- West Didsbury & Chorlton A.F.C. "Football Club website". Retrieved 2010-10-27.
- "Broughton Park Rugby Union F.C.".
- 1845 Tithe Map
- "The Club House". Chorlton-cum-Hardy Golf Club. Archived from the original on 17 December 2007. Retrieved 10 January 2008.
- "Save Chorlton Meadows". Retrieved 21 November 2009.
- Built by James Platt on land owned by George Lloyd of Stockton Hall, North Riding of Yorkshire, and sometimes known as the Lloyd Platt Hotel.
- Lloyd 1972, pp. 104–106
- Lloyd 1972, pp. 108–109
- Booker, John (1857). A History of the Ancient Chapels of Didsbury and Chorlton. Manchester: Chetham Society
- Burton, Nick (ed.) Chorlton cum Hardy and Stretford, 1905. (Old Ordnance Survey maps. Lancashire sheet 111.10.) Gateshead: Alan Godfrey (includes historical survey and extracts from Slater's directory, 1910)
- Butt, R.V.J. (1995). The Directory of Railway Stations. Sparkford: Patrick Stephens. ISBN 1-85260-508-1.
- Cooper, Glynis (2002). An Illustrated History of Manchester Suburbs. Derby: Breedon Books
- Cooper, Glynis (2007). The Illustrated History of Manchester's Suburbs. Derby: Breedon Books Publishing. ISBN 978-1-85983-592-0.
- Ellwood, Thomas L. (1885-86). "History of Chorlton-cum-Hardy". South Manchester Gazette.

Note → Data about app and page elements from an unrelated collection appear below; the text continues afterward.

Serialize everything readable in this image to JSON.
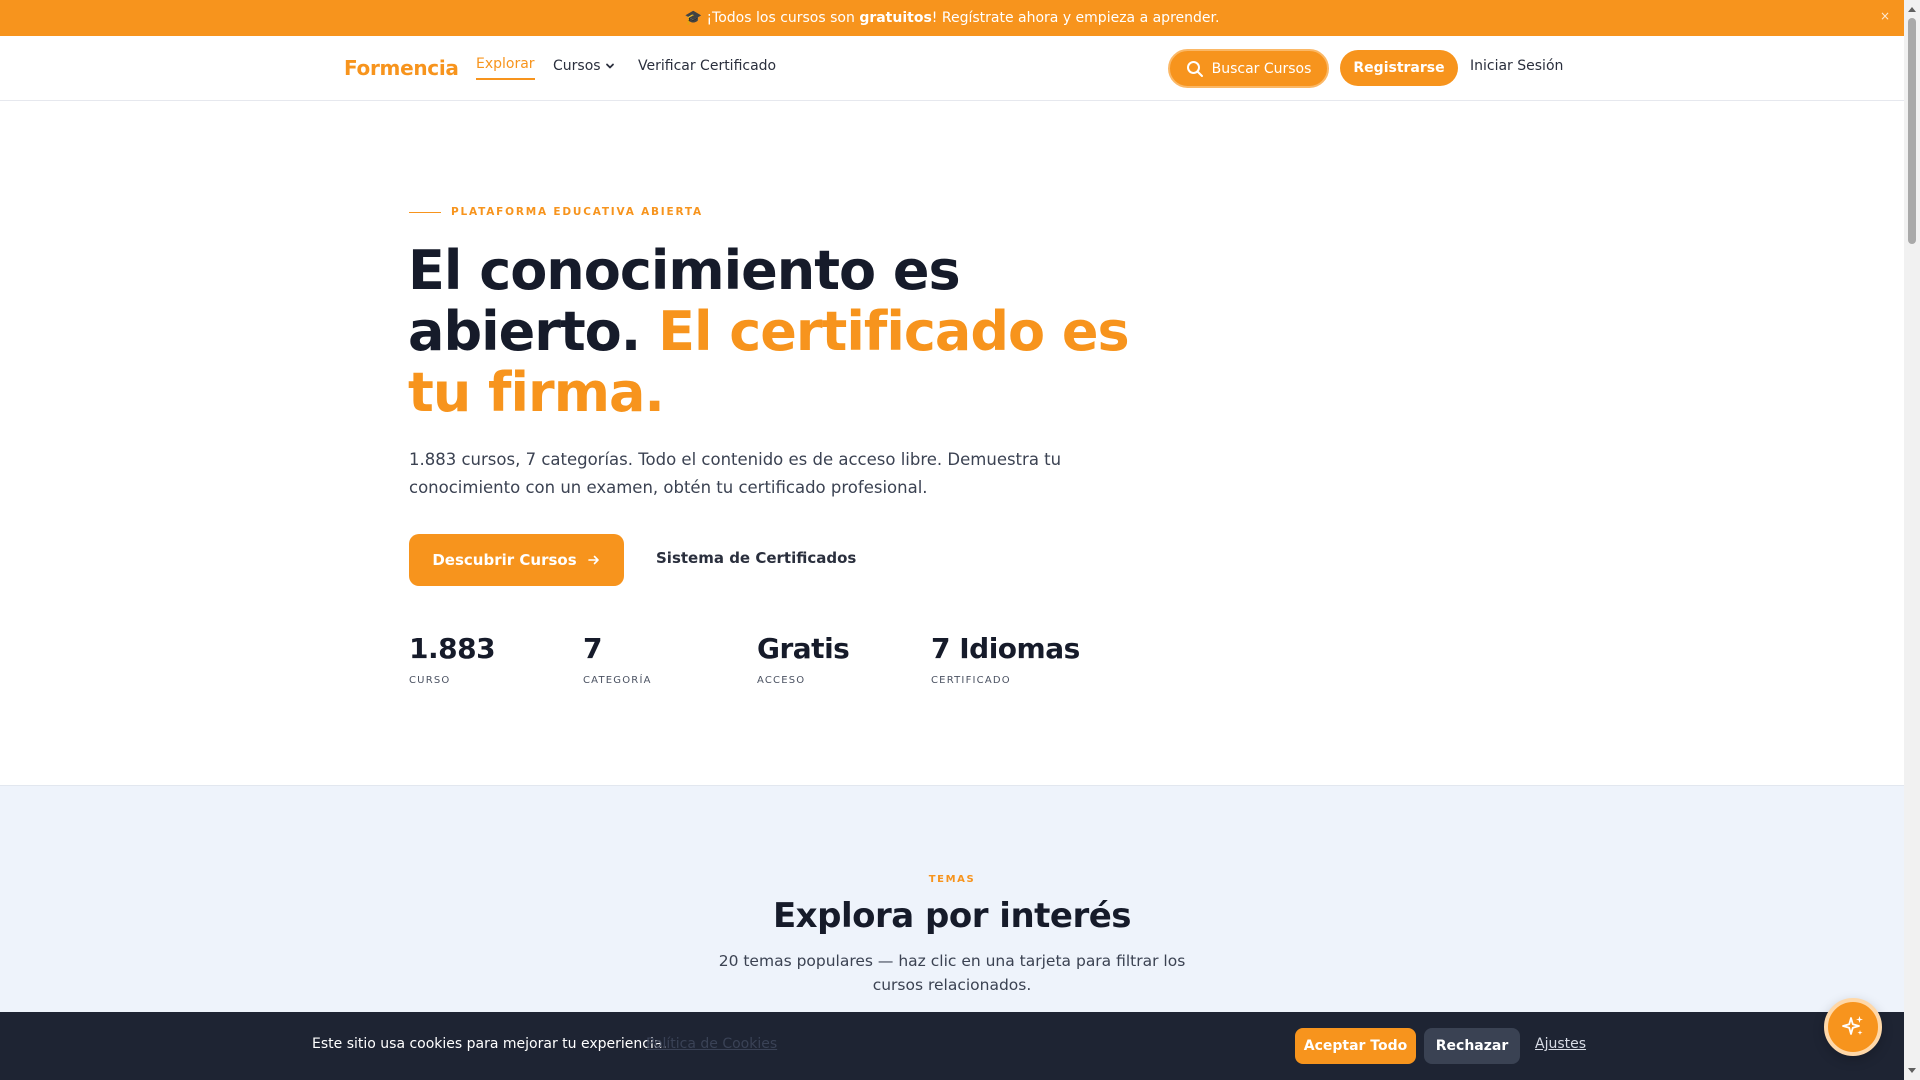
{
  "announcement": {
    "icon": "graduation-cap-icon",
    "text_before": "🎓 ¡Todos los cursos son ",
    "text_bold": "gratuitos",
    "text_after": "! Regístrate ahora y empieza a aprender.",
    "close_label": "×"
  },
  "header": {
    "logo": "Formencia",
    "nav": {
      "explore": "Explorar",
      "courses": "Cursos",
      "verify": "Verificar Certificado"
    },
    "search_button": "Buscar Cursos",
    "register_button": "Registrarse",
    "login_link": "Iniciar Sesión"
  },
  "hero": {
    "eyebrow": "PLATAFORMA EDUCATIVA ABIERTA",
    "title_line1": "El conocimiento es",
    "title_line2_start": "abierto. ",
    "title_accent_1": "El certificado es",
    "title_accent_2": "tu firma.",
    "subtitle": "1.883 cursos, 7 categorías. Todo el contenido es de acceso libre. Demuestra tu conocimiento con un examen, obtén tu certificado profesional.",
    "primary_button": "Descubrir Cursos",
    "secondary_link": "Sistema de Certificados",
    "stats": [
      {
        "value": "1.883",
        "label": "CURSO"
      },
      {
        "value": "7",
        "label": "CATEGORÍA"
      },
      {
        "value": "Gratis",
        "label": "ACCESO"
      },
      {
        "value": "7 Idiomas",
        "label": "CERTIFICADO"
      }
    ]
  },
  "topics": {
    "eyebrow": "TEMAS",
    "title": "Explora por interés",
    "subtitle": "20 temas populares — haz clic en una tarjeta para filtrar los cursos relacionados."
  },
  "cookie": {
    "text": "Este sitio usa cookies para mejorar tu experiencia.",
    "policy_link": "Política de Cookies",
    "accept_button": "Aceptar Todo",
    "reject_button": "Rechazar",
    "settings_link": "Ajustes"
  },
  "colors": {
    "accent": "#f7941d",
    "dark": "#161b2a",
    "cookie_bg": "#1e2433",
    "section_bg": "#eef3fb"
  }
}
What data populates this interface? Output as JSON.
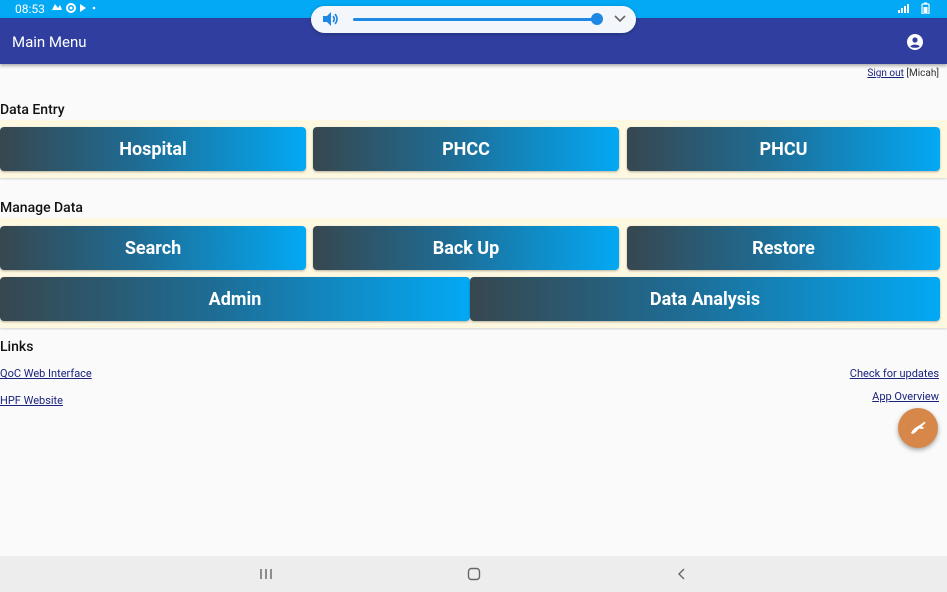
{
  "status_bar": {
    "time": "08:53"
  },
  "app_bar": {
    "title": "Main Menu"
  },
  "signout": {
    "link": "Sign out",
    "user": " [Micah]"
  },
  "sections": {
    "data_entry": "Data Entry",
    "manage_data": "Manage Data",
    "links": "Links"
  },
  "data_entry": {
    "hospital": "Hospital",
    "phcc": "PHCC",
    "phcu": "PHCU"
  },
  "manage_data": {
    "search": "Search",
    "backup": "Back Up",
    "restore": "Restore",
    "admin": "Admin",
    "analysis": "Data Analysis"
  },
  "links": {
    "qoc": "QoC Web Interface",
    "hpf": "HPF Website",
    "updates": "Check for updates",
    "overview": "App Overview"
  },
  "colors": {
    "status_bar": "#03a9f4",
    "app_bar": "#303f9f",
    "panel": "#fff8e1",
    "fab": "#d7874a"
  }
}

- Hayes, Cliff (1999). Chorlton-cum-Hardy: Britain in Old Photographs. Stroud: Sutton Publishing. ISBN 0-7509-2065-3.
- Lloyd, John M. (1972). The Township of Chorlton-cum-Hardy. Manchester: E. J. Morten. ISBN 0-901598-26-7.
- Lloyd, John M. (1985). Looking Back at Chorlton-cum-Hardy, Martledge, Barlow Moor and Hough End. Altrincham: Willow. ISBN 0-946361-14-2.
- Schofield, R. A. (2004). "Manchester's Early Airfields". In Brumhead, Derek & Wyke, Terry. Moving Manchester: aspects of the history of transport in the city and region since 1700. Manchester: Lancashire & Cheshire Antiquarian Society. OCLC 61759252.
Further reading 
- Simpson, Andrew (2012) The Story of Chorlton-cum-Hardy. Stroud: History Press ISBN 978-0-7524-8966-7
|Wikimedia Commons has media related to: Chorlton-cum-Hardy|
- "Chorlton Civic Society".
- "Original Chorltonville Brochure".
- "Old photographs of Chorlton".
- "Chorlton's Councillors on Manchester City Council".
- "GENUKI article on Chorlton". Retrieved 2009-04-27.
- "Chorlton cum Hardy local history [timeline, 610 - 1909]". Anthony F. Walker, ed. Retrieved 2011-10-05.